In reality, the first time you discharge your battery, it will not recharge to its full capacity. Of course, this doesn’t mean your battery has reached the end of its life.
Each manufacturer provides data on acceptable performance and capacity reduction before determining the life cycle is reached. There is not a standard test, but a general rule of thumb is that the life cycle of the battery is the number of cycles you get before you cannot recharge your battery to more than 80% of the original capacity.
How Is The Depth Of Discharge Determined?
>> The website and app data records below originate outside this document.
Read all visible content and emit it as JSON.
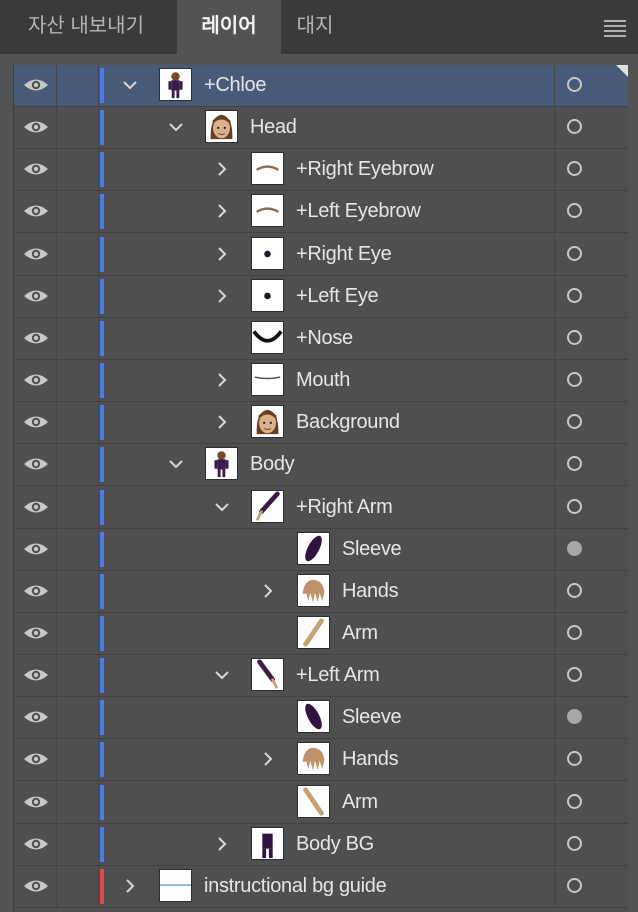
{
  "tabs": [
    {
      "label": "자산 내보내기"
    },
    {
      "label": "레이어"
    },
    {
      "label": "대지"
    }
  ],
  "colors": {
    "layer_blue": "#4a7af0",
    "layer_red": "#e8454b",
    "selected_row": "#475b78"
  },
  "layers": [
    {
      "name": "+Chloe",
      "depth": 0,
      "expander": "expanded",
      "thumb": "figure",
      "selected": true,
      "target_filled": false,
      "color": "blue"
    },
    {
      "name": "Head",
      "depth": 1,
      "expander": "expanded",
      "thumb": "head",
      "selected": false,
      "target_filled": false,
      "color": "blue"
    },
    {
      "name": "+Right Eyebrow",
      "depth": 2,
      "expander": "collapsed",
      "thumb": "brow",
      "selected": false,
      "target_filled": false,
      "color": "blue"
    },
    {
      "name": "+Left Eyebrow",
      "depth": 2,
      "expander": "collapsed",
      "thumb": "brow",
      "selected": false,
      "target_filled": false,
      "color": "blue"
    },
    {
      "name": "+Right Eye",
      "depth": 2,
      "expander": "collapsed",
      "thumb": "eye",
      "selected": false,
      "target_filled": false,
      "color": "blue"
    },
    {
      "name": "+Left Eye",
      "depth": 2,
      "expander": "collapsed",
      "thumb": "eye",
      "selected": false,
      "target_filled": false,
      "color": "blue"
    },
    {
      "name": "+Nose",
      "depth": 2,
      "expander": "none",
      "thumb": "nose",
      "selected": false,
      "target_filled": false,
      "color": "blue"
    },
    {
      "name": "Mouth",
      "depth": 2,
      "expander": "collapsed",
      "thumb": "mouth",
      "selected": false,
      "target_filled": false,
      "color": "blue"
    },
    {
      "name": "Background",
      "depth": 2,
      "expander": "collapsed",
      "thumb": "head",
      "selected": false,
      "target_filled": false,
      "color": "blue"
    },
    {
      "name": "Body",
      "depth": 1,
      "expander": "expanded",
      "thumb": "figure",
      "selected": false,
      "target_filled": false,
      "color": "blue"
    },
    {
      "name": "+Right Arm",
      "depth": 2,
      "expander": "expanded",
      "thumb": "arm",
      "selected": false,
      "target_filled": false,
      "color": "blue"
    },
    {
      "name": "Sleeve",
      "depth": 3,
      "expander": "none",
      "thumb": "sleeve",
      "selected": false,
      "target_filled": true,
      "color": "blue"
    },
    {
      "name": "Hands",
      "depth": 3,
      "expander": "collapsed",
      "thumb": "hand",
      "selected": false,
      "target_filled": false,
      "color": "blue"
    },
    {
      "name": "Arm",
      "depth": 3,
      "expander": "none",
      "thumb": "skinarm",
      "selected": false,
      "target_filled": false,
      "color": "blue"
    },
    {
      "name": "+Left Arm",
      "depth": 2,
      "expander": "expanded",
      "thumb": "arm2",
      "selected": false,
      "target_filled": false,
      "color": "blue"
    },
    {
      "name": "Sleeve",
      "depth": 3,
      "expander": "none",
      "thumb": "sleeve2",
      "selected": false,
      "target_filled": true,
      "color": "blue"
    },
    {
      "name": "Hands",
      "depth": 3,
      "expander": "collapsed",
      "thumb": "hand",
      "selected": false,
      "target_filled": false,
      "color": "blue"
    },
    {
      "name": "Arm",
      "depth": 3,
      "expander": "none",
      "thumb": "skinarm2",
      "selected": false,
      "target_filled": false,
      "color": "blue"
    },
    {
      "name": "Body BG",
      "depth": 2,
      "expander": "collapsed",
      "thumb": "bodybg",
      "selected": false,
      "target_filled": false,
      "color": "blue"
    },
    {
      "name": "instructional bg guide",
      "depth": 0,
      "expander": "collapsed",
      "thumb": "guide",
      "selected": false,
      "target_filled": false,
      "color": "red"
    }
  ]
}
Another way to understand battery capacity is in terms of the depth of discharge. Depth of discharge is the percentage of the battery capacity that has been used relative to the total capacity. For example, a brand new battery with a 100 Ah rating discharged down to 60 Ah would have a 40% depth of discharge for that cycle.